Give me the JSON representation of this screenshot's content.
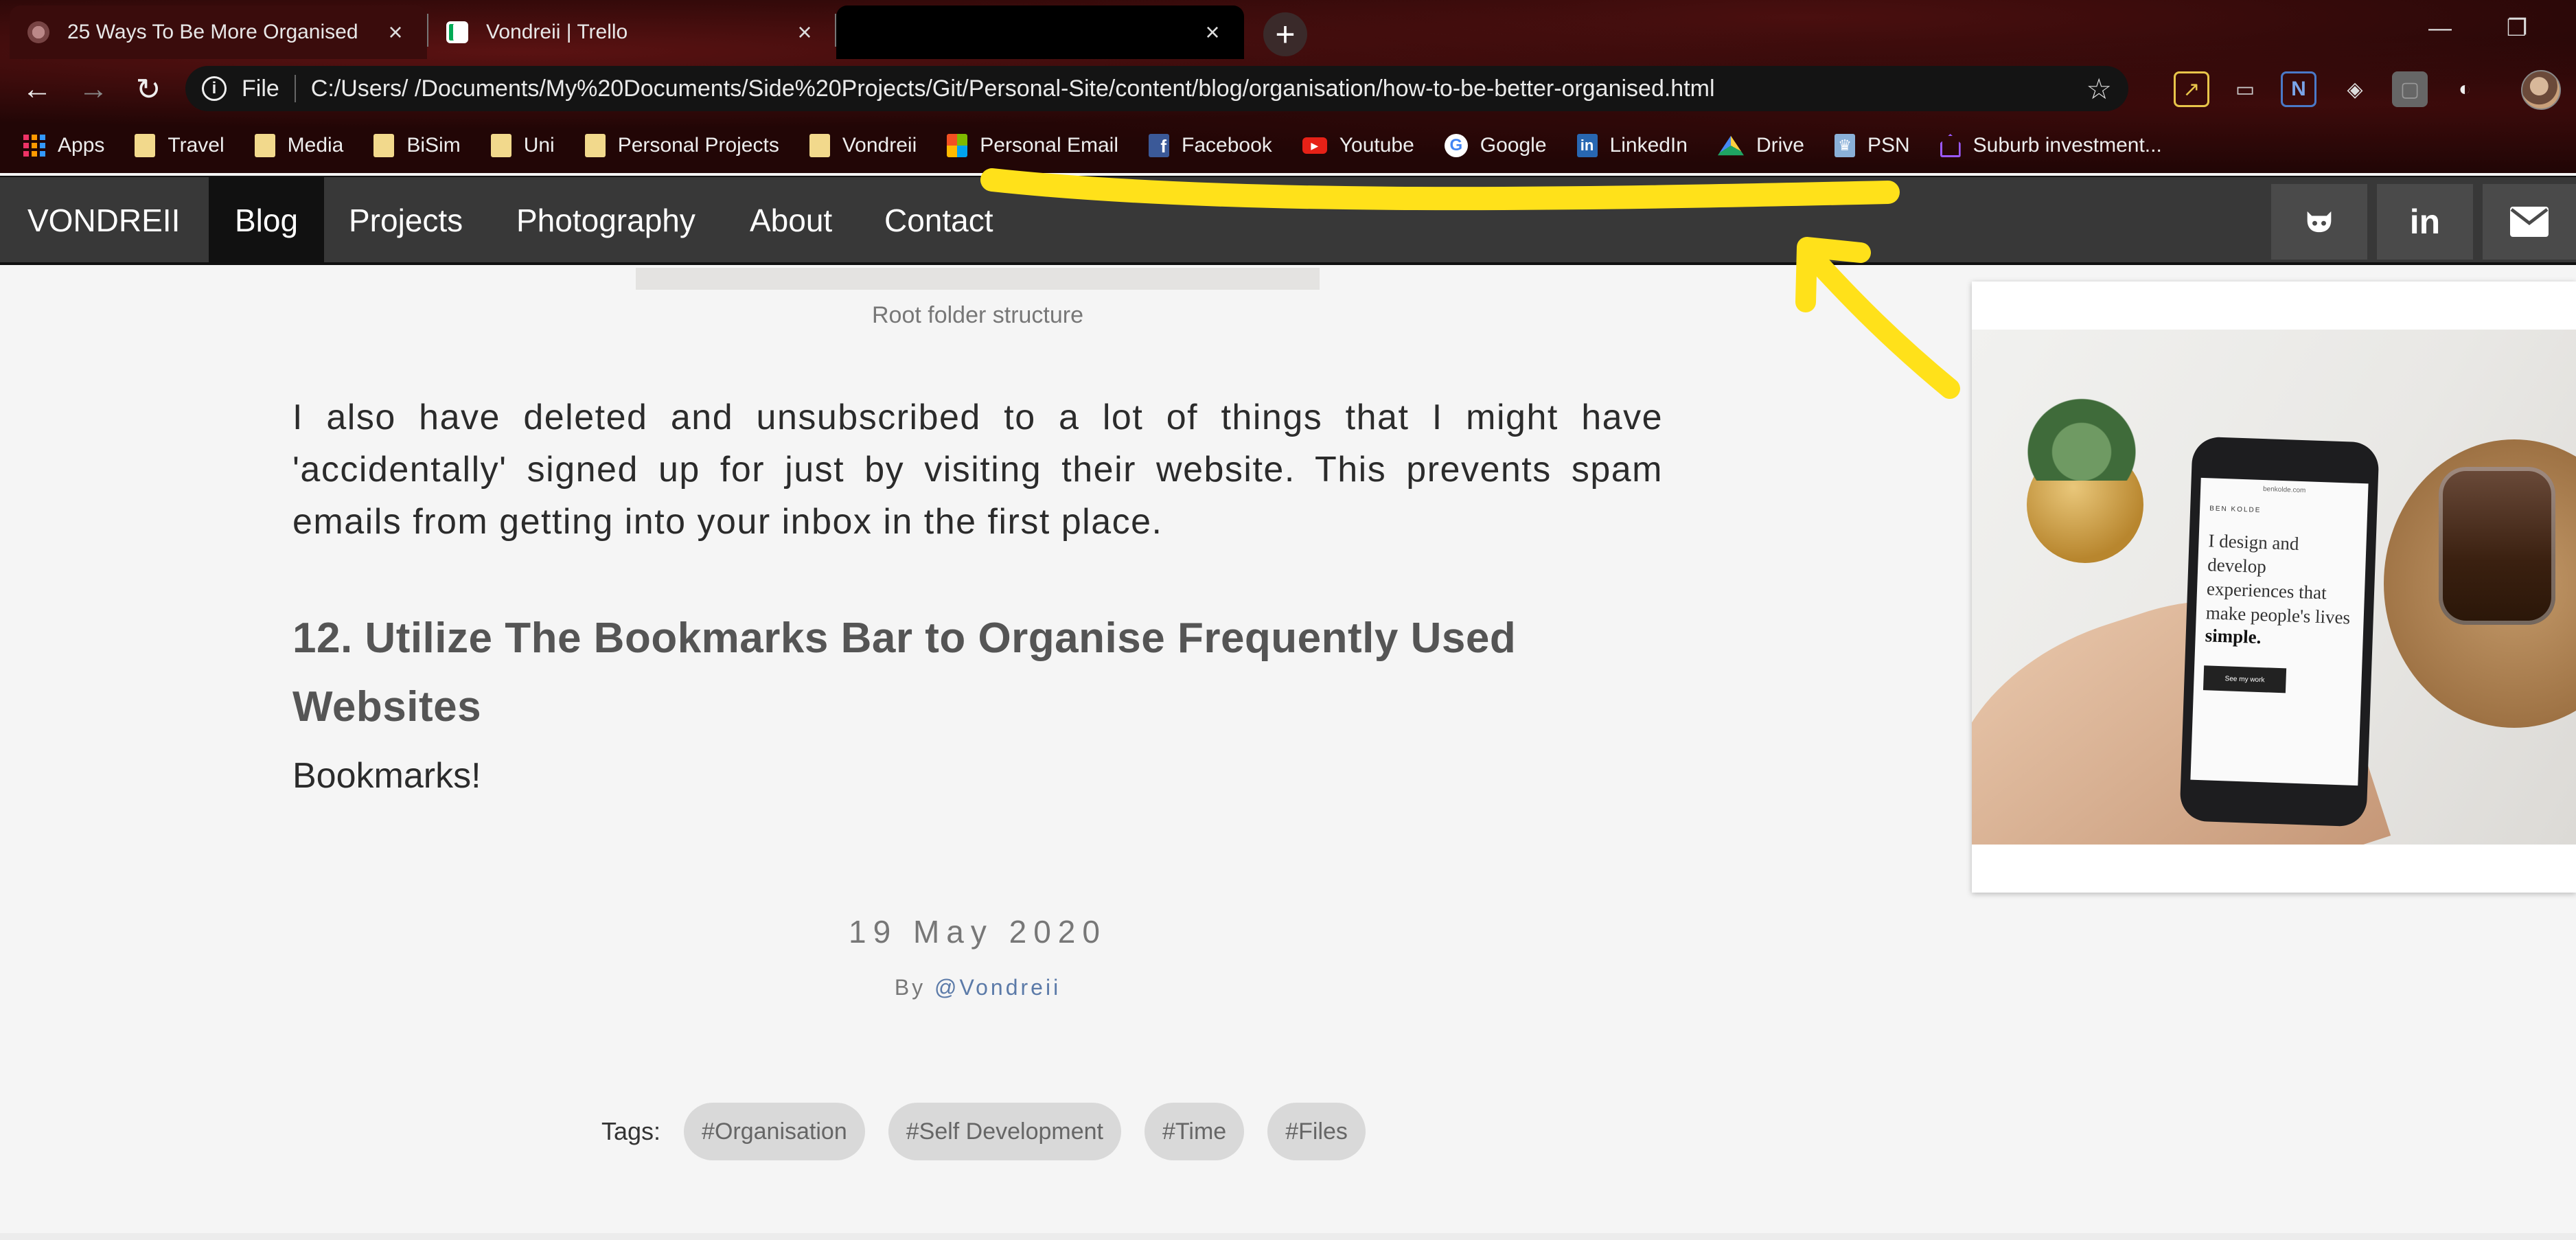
{
  "browser": {
    "tabs": [
      {
        "title": "25 Ways To Be More Organised",
        "active": true
      },
      {
        "title": "Vondreii | Trello",
        "active": false
      },
      {
        "title": "",
        "active": false
      }
    ],
    "new_tab_label": "+",
    "address": {
      "scheme_label": "File",
      "url": "C:/Users/        /Documents/My%20Documents/Side%20Projects/Git/Personal-Site/content/blog/organisation/how-to-be-better-organised.html"
    },
    "bookmarks": [
      {
        "label": "Apps",
        "icon": "apps-grid-icon"
      },
      {
        "label": "Travel",
        "icon": "folder-icon"
      },
      {
        "label": "Media",
        "icon": "folder-icon"
      },
      {
        "label": "BiSim",
        "icon": "folder-icon"
      },
      {
        "label": "Uni",
        "icon": "folder-icon"
      },
      {
        "label": "Personal Projects",
        "icon": "folder-icon"
      },
      {
        "label": "Vondreii",
        "icon": "folder-icon"
      },
      {
        "label": "Personal Email",
        "icon": "microsoft-icon"
      },
      {
        "label": "Facebook",
        "icon": "facebook-icon"
      },
      {
        "label": "Youtube",
        "icon": "youtube-icon"
      },
      {
        "label": "Google",
        "icon": "google-icon"
      },
      {
        "label": "LinkedIn",
        "icon": "linkedin-icon"
      },
      {
        "label": "Drive",
        "icon": "drive-icon"
      },
      {
        "label": "PSN",
        "icon": "trophy-icon"
      },
      {
        "label": "Suburb investment...",
        "icon": "house-icon"
      }
    ]
  },
  "site": {
    "brand": "VONDREII",
    "nav": [
      "Blog",
      "Projects",
      "Photography",
      "About",
      "Contact"
    ],
    "active_nav": "Blog",
    "social_icons": [
      "github-icon",
      "linkedin-icon",
      "mail-icon"
    ]
  },
  "article": {
    "image_caption": "Root folder structure",
    "paragraph": "I also have deleted and unsubscribed to a lot of things that I might have 'accidentally' signed up for just by visiting their website. This prevents spam emails from getting into your inbox in the first place.",
    "heading": "12. Utilize The Bookmarks Bar to Organise Frequently Used Websites",
    "subtext": "Bookmarks!",
    "date": "19 May 2020",
    "by_prefix": "By",
    "author": "@Vondreii",
    "tags_label": "Tags:",
    "tags": [
      "#Organisation",
      "#Self Development",
      "#Time",
      "#Files"
    ]
  },
  "sidebar_image": {
    "phone_brand": "BEN KOLDE",
    "phone_url": "benkolde.com",
    "phone_text": "I design and develop experiences that make people's lives",
    "phone_emphasis": "simple.",
    "phone_button": "See my work"
  },
  "colors": {
    "annotation": "#ffe11a",
    "navbar": "#383838",
    "link": "#5b7aa8"
  }
}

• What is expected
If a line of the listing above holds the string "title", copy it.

• Response area
        "title": "25 Ways To Be More Organised",
        "title": "Vondreii | Trello",
        "title": "",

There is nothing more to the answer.